Ask someone why Android is not as optimal of a user experience as the iPhone and the first answer you are most likely to get is fragmentation. Because of the number of screen sizes, screen resolutions, CPU speeds etc., it becomes harder for a developer to produce an app that works consistently across multiple Android handsets.
One would think that Google would learn from all of this and adhere to strict standard but I see the same story repeating itself with tablets. The iPad has been around for almost two years now with the same screen size and resolution in both of it’s iterations- and I’m sure that Apple will stick to the same screen size even if the resolution increases on the third model- much like it did with the iPhone 4.
However, Honeycomb is barely six months old and we’re starting to see the cracks.
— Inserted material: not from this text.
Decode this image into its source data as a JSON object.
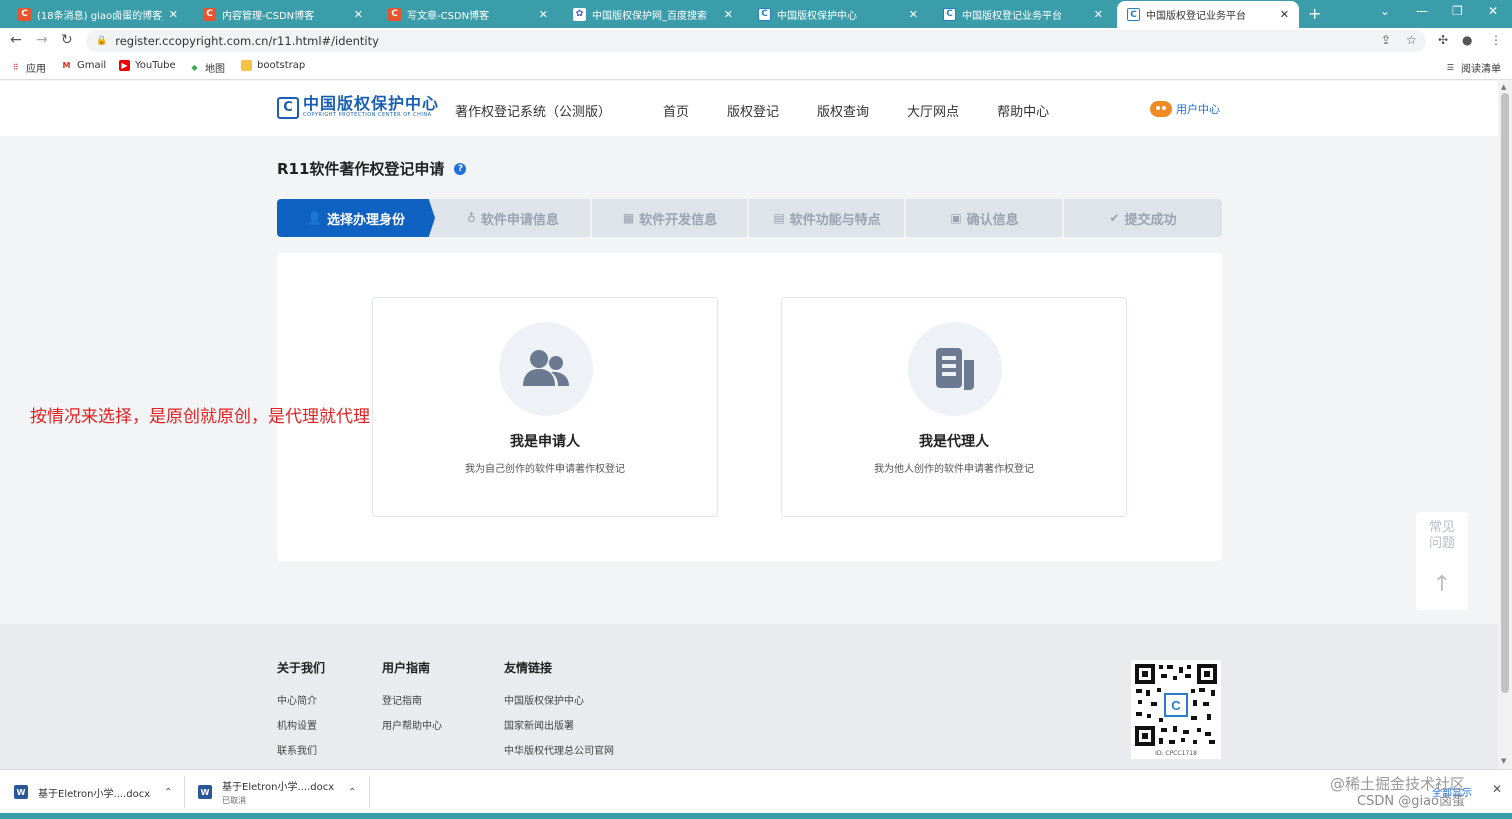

While strictly launched as a Tegra 2 based 10.1″ tablet with a 1280×800 resolution, we saw LG release their 8.9″ model with a lower screen resolution shortly. Currently, we have a Samsung 8.9″ Tab but with a higher resolution, the Dell Streak which is 7″ and lower in resolution and the upcoming Samsung 7.7″ Galaxy Tab.
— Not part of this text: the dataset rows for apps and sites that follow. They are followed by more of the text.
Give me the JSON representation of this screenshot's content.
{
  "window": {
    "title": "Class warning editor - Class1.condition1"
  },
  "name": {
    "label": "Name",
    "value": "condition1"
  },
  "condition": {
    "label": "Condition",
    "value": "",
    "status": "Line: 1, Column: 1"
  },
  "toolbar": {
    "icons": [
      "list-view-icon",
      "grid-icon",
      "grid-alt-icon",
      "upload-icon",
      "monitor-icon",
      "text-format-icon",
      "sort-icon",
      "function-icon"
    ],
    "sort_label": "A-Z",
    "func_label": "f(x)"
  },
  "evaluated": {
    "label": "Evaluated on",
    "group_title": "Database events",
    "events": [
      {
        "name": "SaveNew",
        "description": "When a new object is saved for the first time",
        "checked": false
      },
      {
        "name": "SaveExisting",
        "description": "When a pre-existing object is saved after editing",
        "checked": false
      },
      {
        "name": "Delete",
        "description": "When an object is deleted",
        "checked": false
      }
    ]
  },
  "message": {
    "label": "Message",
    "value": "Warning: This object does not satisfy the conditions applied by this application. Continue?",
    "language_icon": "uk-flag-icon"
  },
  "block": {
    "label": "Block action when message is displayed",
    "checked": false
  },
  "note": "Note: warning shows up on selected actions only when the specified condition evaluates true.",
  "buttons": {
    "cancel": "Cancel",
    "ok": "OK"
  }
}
So if you’re a developer, you are once again left to wonder: to write for a platform that has sold over 30 million in quantity and has one screen size and resolution or write for one that has sold 6 million but with all these different screen sizes and resolutions. Looking at the Honeycomb optimized applications on Android market, I think the answer is pretty obvious.
Even tablets that have sold a lot less than Android- such as the BlackBerry PlayBook and the HP TocuhPad, have a larger base of applications available and optimized for them. I’m sure that Google is noticing this and the upcoming Ice Cream sandwich will have some tricks up it’s sleeve to automatically scale applications all the way from a 3.5″ Smartphone to a 10.1″ tablet. Lets hope the developers embrace it.